Nerve pain in the neck is a common issue. People tell me when they hold their arm in a certain position for a long time it gets sore. They also say that nothing seems to help relieve this pain.

To understand this issue you need to understand the nerve superhighway involved. This runs from the nerve roots in the head and neck down to the nerve branches in the fingers. You may have a neck issue where the root nerve or cervical nerve is being pinched. So this will affect the whole nerve pathway.

Sources of Nerve Pain in the Neck

We need to first have a look at the source of nerve pain in the neck. Then determine how much of the nerve pathway has been affected and the level of damage in the neck.  This will need to be done via an MRI scan, the results of which will determine your next steps.

The MRI could reveal a bulging or slipped disc, pinched nerve or inflamed nerve from muscle repetitive strain injury. These could potentially inflame the nerve in the neck. They could also trigger and inflame the Median and Ulnar nerve further down the arm.

These inflamed nerves can cause spasms in muscles all the way from the neck down through the arm.  Pins and needles or numbness through the hand or fingers is a sign of a pinched nerve in the neck. Look at the nerves of the head and neck in the image below. Imagine that the muscles above them are held in a position without release for a long period of time. Then you can understand how they will contract and then push down or pinch the nerves.


Holding your arm in one position for a long time can cause the muscles to contract and create muscle spasm. You might be holding your arm still on the phone, on the computer or driving the car. The spasm should relax once the strain has been lifted.
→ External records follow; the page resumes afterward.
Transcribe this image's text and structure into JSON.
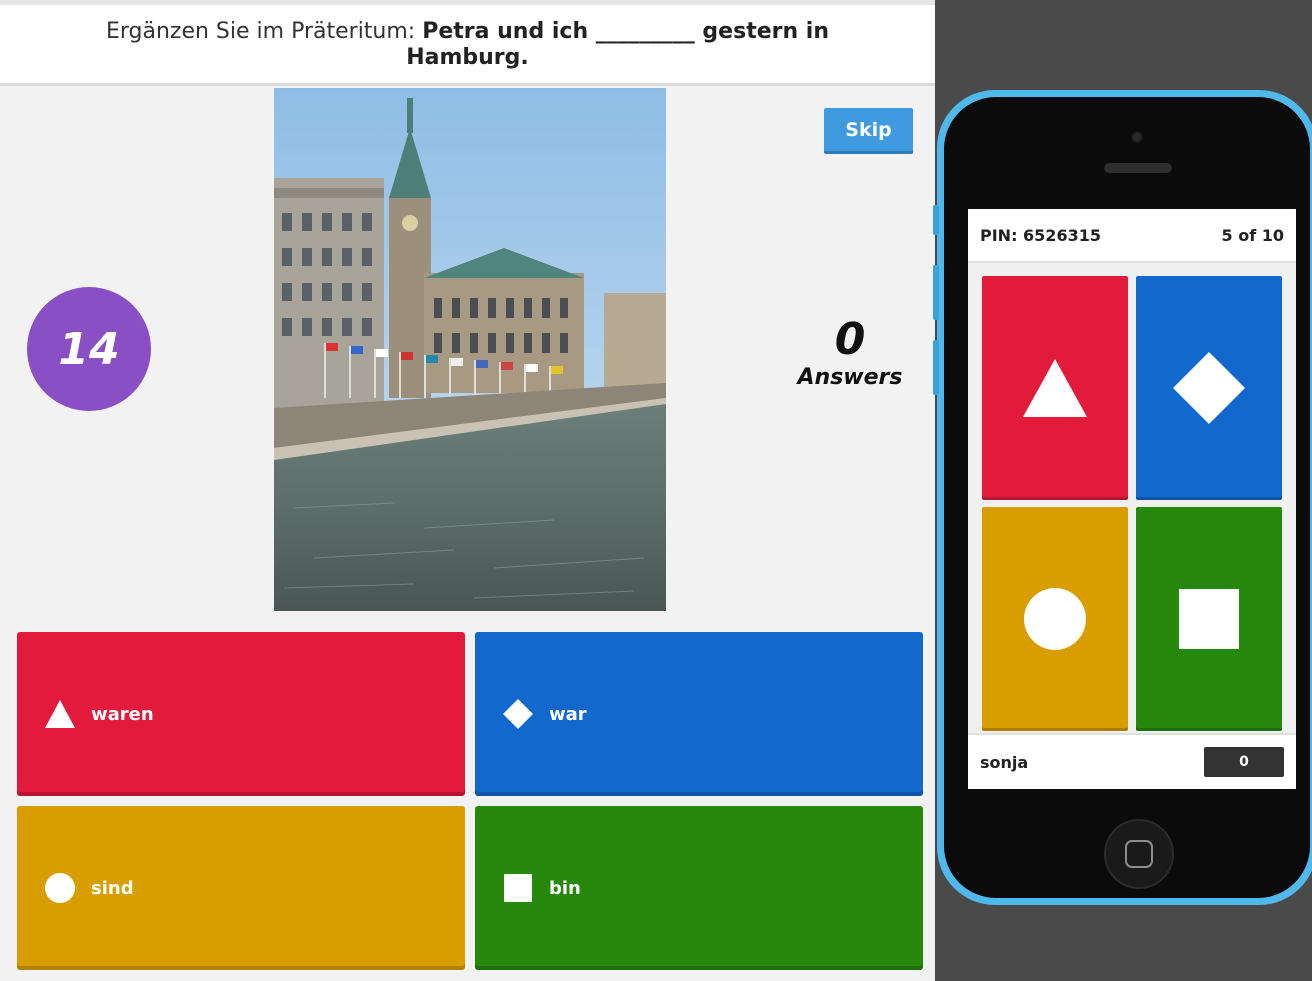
{
  "question": {
    "prefix": "Ergänzen Sie im Präteritum: ",
    "bold": "Petra und ich _________ gestern in Hamburg."
  },
  "timer": {
    "value": "14"
  },
  "skip_label": "Skip",
  "answers_count": {
    "value": "0",
    "label": "Answers"
  },
  "answers": [
    {
      "label": "waren",
      "shape": "triangle-icon",
      "color": "#e21b3c"
    },
    {
      "label": "war",
      "shape": "diamond-icon",
      "color": "#1368ce"
    },
    {
      "label": "sind",
      "shape": "circle-icon",
      "color": "#d89e00"
    },
    {
      "label": "bin",
      "shape": "square-icon",
      "color": "#26890c"
    }
  ],
  "phone": {
    "pin": "PIN: 6526315",
    "progress": "5 of 10",
    "player_name": "sonja",
    "score": "0"
  },
  "colors": {
    "timer": "#8a4fc4",
    "skip": "#3f9ae0",
    "phone_frame": "#4fb9ec"
  }
}
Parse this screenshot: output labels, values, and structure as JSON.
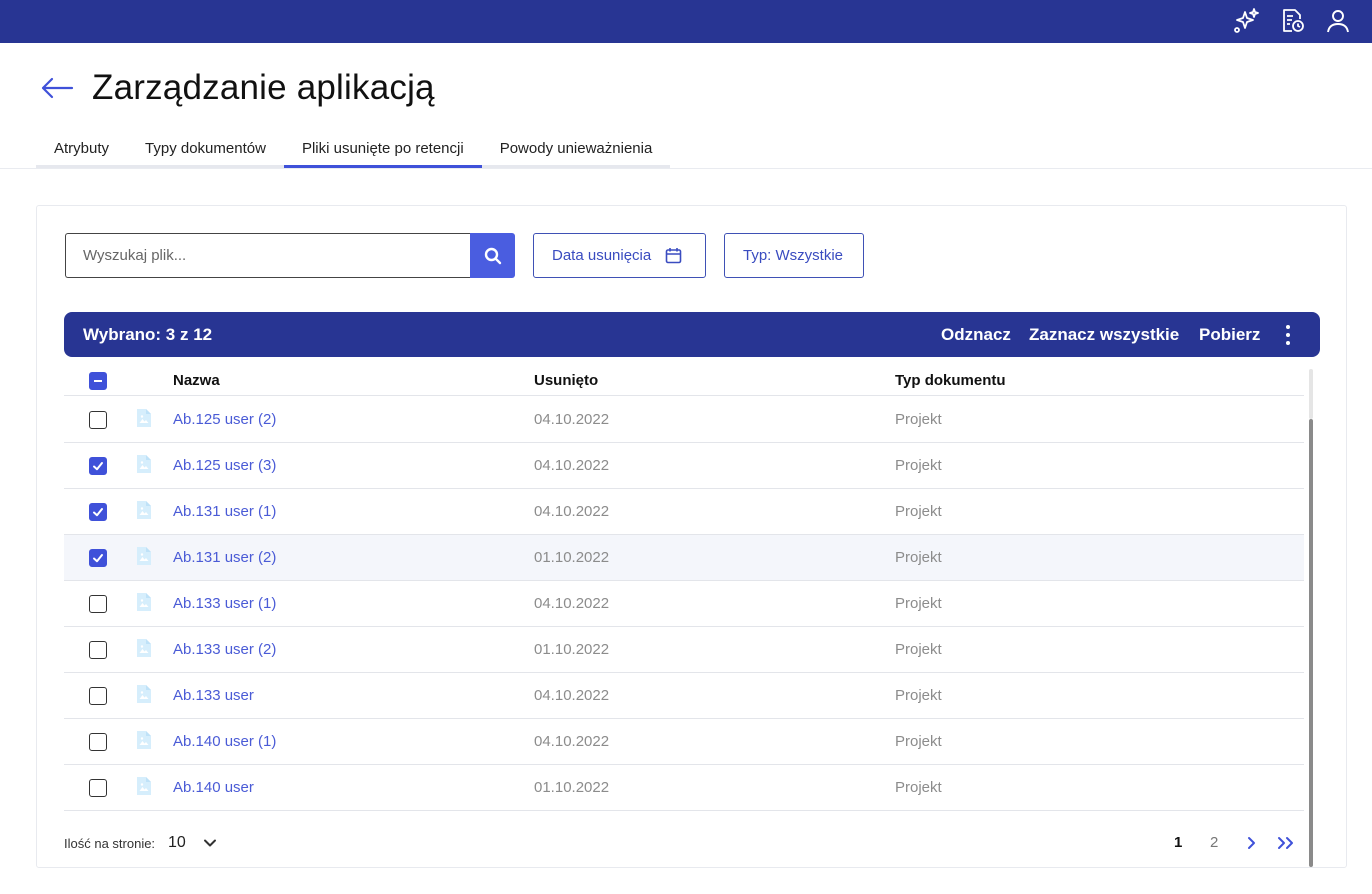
{
  "header": {
    "icons": [
      "sparkles-icon",
      "document-clock-icon",
      "user-icon"
    ]
  },
  "page": {
    "title": "Zarządzanie aplikacją"
  },
  "tabs": [
    {
      "label": "Atrybuty",
      "active": false
    },
    {
      "label": "Typy dokumentów",
      "active": false
    },
    {
      "label": "Pliki usunięte po retencji",
      "active": true
    },
    {
      "label": "Powody unieważnienia",
      "active": false
    }
  ],
  "toolbar": {
    "search_placeholder": "Wyszukaj plik...",
    "date_filter_label": "Data usunięcia",
    "type_filter_label": "Typ: Wszystkie"
  },
  "selection_bar": {
    "count_label": "Wybrano: 3 z 12",
    "deselect_label": "Odznacz",
    "select_all_label": "Zaznacz wszystkie",
    "download_label": "Pobierz"
  },
  "table": {
    "columns": {
      "name": "Nazwa",
      "deleted": "Usunięto",
      "doc_type": "Typ dokumentu"
    },
    "rows": [
      {
        "name": "Ab.125 user (2)",
        "deleted": "04.10.2022",
        "doc_type": "Projekt",
        "checked": false
      },
      {
        "name": "Ab.125 user (3)",
        "deleted": "04.10.2022",
        "doc_type": "Projekt",
        "checked": true
      },
      {
        "name": "Ab.131 user (1)",
        "deleted": "04.10.2022",
        "doc_type": "Projekt",
        "checked": true
      },
      {
        "name": "Ab.131 user (2)",
        "deleted": "01.10.2022",
        "doc_type": "Projekt",
        "checked": true
      },
      {
        "name": "Ab.133 user (1)",
        "deleted": "04.10.2022",
        "doc_type": "Projekt",
        "checked": false
      },
      {
        "name": "Ab.133 user (2)",
        "deleted": "01.10.2022",
        "doc_type": "Projekt",
        "checked": false
      },
      {
        "name": "Ab.133 user",
        "deleted": "04.10.2022",
        "doc_type": "Projekt",
        "checked": false
      },
      {
        "name": "Ab.140 user (1)",
        "deleted": "04.10.2022",
        "doc_type": "Projekt",
        "checked": false
      },
      {
        "name": "Ab.140 user",
        "deleted": "01.10.2022",
        "doc_type": "Projekt",
        "checked": false
      }
    ]
  },
  "pagination": {
    "per_page_label": "Ilość na stronie:",
    "per_page_value": "10",
    "pages": [
      "1",
      "2"
    ],
    "current_page": "1"
  },
  "colors": {
    "header_bg": "#283593",
    "accent": "#3f51d9",
    "link": "#4a5bd6",
    "muted_text": "#8c8c8c",
    "file_icon": "#d6eefc"
  }
}
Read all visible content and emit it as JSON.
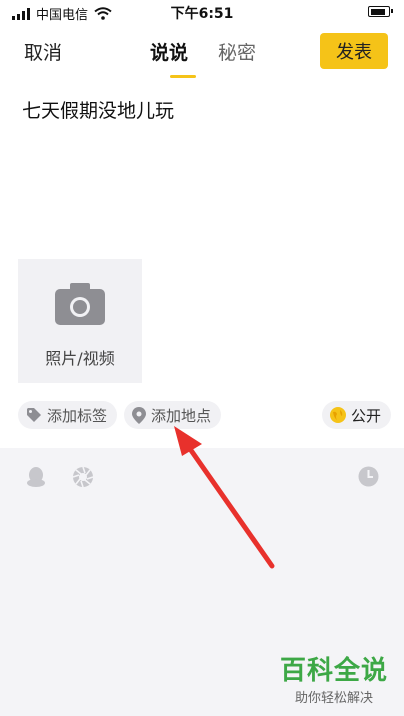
{
  "status_bar": {
    "carrier": "中国电信",
    "time": "下午6:51",
    "battery_level": 0.9
  },
  "nav": {
    "cancel_label": "取消",
    "tabs": [
      {
        "label": "说说",
        "active": true
      },
      {
        "label": "秘密",
        "active": false
      }
    ],
    "publish_label": "发表"
  },
  "post": {
    "text": "七天假期没地儿玩"
  },
  "media": {
    "photo_video_label": "照片/视频"
  },
  "chips": {
    "add_tag": "添加标签",
    "add_location": "添加地点",
    "visibility": "公开"
  },
  "watermark": {
    "title": "百科全说",
    "subtitle": "助你轻松解决"
  },
  "colors": {
    "accent": "#f5c318",
    "arrow": "#e8312c",
    "watermark": "#3da846"
  }
}
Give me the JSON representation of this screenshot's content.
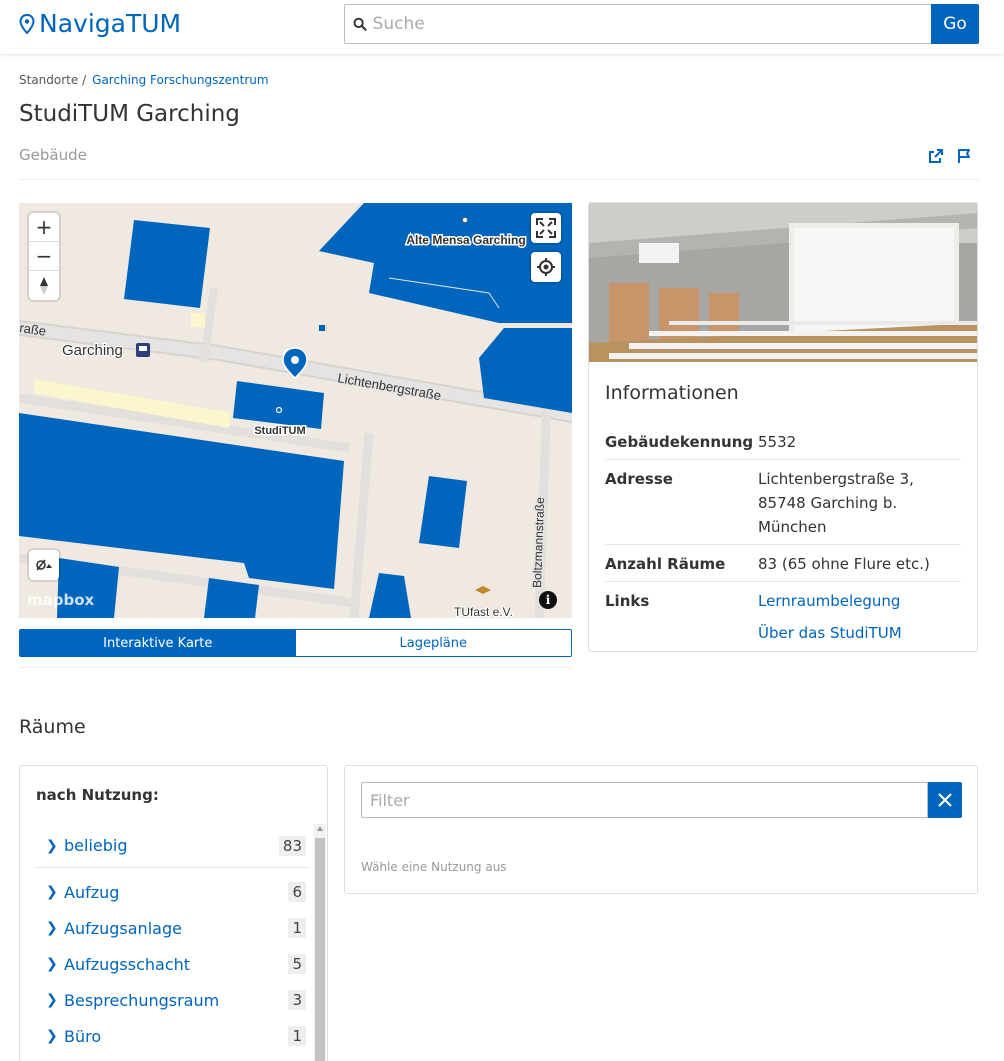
{
  "header": {
    "logo_text": "NavigaTUM",
    "search_placeholder": "Suche",
    "go_label": "Go"
  },
  "breadcrumb": {
    "root": "Standorte",
    "separator": "/",
    "link": "Garching Forschungszentrum"
  },
  "page": {
    "title": "StudiTUM Garching",
    "subtitle": "Gebäude"
  },
  "map": {
    "labels": {
      "alte_mensa": "Alte Mensa Garching",
      "street_lichtenberg": "Lichtenbergstraße",
      "street_left": "raße",
      "place_garching": "Garching",
      "studitum": "StudiTUM",
      "street_boltzmann": "Boltzmannstraße",
      "tufast": "TUfast e.V.",
      "mapbox": "mapbox"
    },
    "tabs": {
      "interactive": "Interaktive Karte",
      "plans": "Lagepläne"
    }
  },
  "info": {
    "title": "Informationen",
    "rows": [
      {
        "key": "Gebäudekennung",
        "value": "5532"
      },
      {
        "key": "Adresse",
        "value": "Lichtenbergstraße 3, 85748 Garching b. München"
      },
      {
        "key": "Anzahl Räume",
        "value": "83 (65 ohne Flure etc.)"
      }
    ],
    "links_key": "Links",
    "links": [
      "Lernraumbelegung",
      "Über das StudiTUM"
    ]
  },
  "rooms": {
    "title": "Räume",
    "usage_heading": "nach Nutzung:",
    "usages": [
      {
        "name": "beliebig",
        "count": "83"
      },
      {
        "name": "Aufzug",
        "count": "6"
      },
      {
        "name": "Aufzugsanlage",
        "count": "1"
      },
      {
        "name": "Aufzugsschacht",
        "count": "5"
      },
      {
        "name": "Besprechungsraum",
        "count": "3"
      },
      {
        "name": "Büro",
        "count": "1"
      }
    ],
    "filter_placeholder": "Filter",
    "filter_hint": "Wähle eine Nutzung aus"
  },
  "colors": {
    "accent": "#0065bd",
    "map_building": "#0065bd",
    "map_ground": "#efe9e1"
  }
}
However, if you are doing this repetitively then you are causing RSI – repetitive strain injury.  This strain can send the neck muscles into spasm.  They in turn can pull on your spine and cause the discs to shift out of position.  The neck muscles tighten around the discs to stop them from slipping.  This can cause a pinching effect on the cervical nerve in the neck which radiates through the arm. If this RSI continues unchecked, you could potentially slip a disc or have a bulging disc.  Now we have three potential sites which are all adding to the original pain site.  One can trigger the other or inflame the other.

Resolving Nerve Pain in the Neck

So, what can I do?  Early intervention is recommended when it comes to pain in the body. This can help you to stop the pain, rehabilitate the existing site of pain and prevent an RSI.  Changing your ergonomics so that your arm and back are better supported can help take the pressure off the muscles. This in turn will stop them from pushing in on the nerve.  Taking action by, for example, getting a phone headset or a back and neck support can help.

Dry needling, medical massage, core strength exercises and spinal realignment for the neck and back can help. They can ease repetitive strain on a muscle and help to realign the spine, thus taking pressure off the nerve roots.  An MRI scan is critical in the early stages of neck and arm pain to prevent damage to the spine. Leaving nerve pain unchecked can lead to more severe issues. You could face more invasive procedures to contain the damage to spinal discs and the nerves of the neck .

If you are currently experiencing Neck  Pain and would like a consultation for a roadmap out of neck pain please contact us.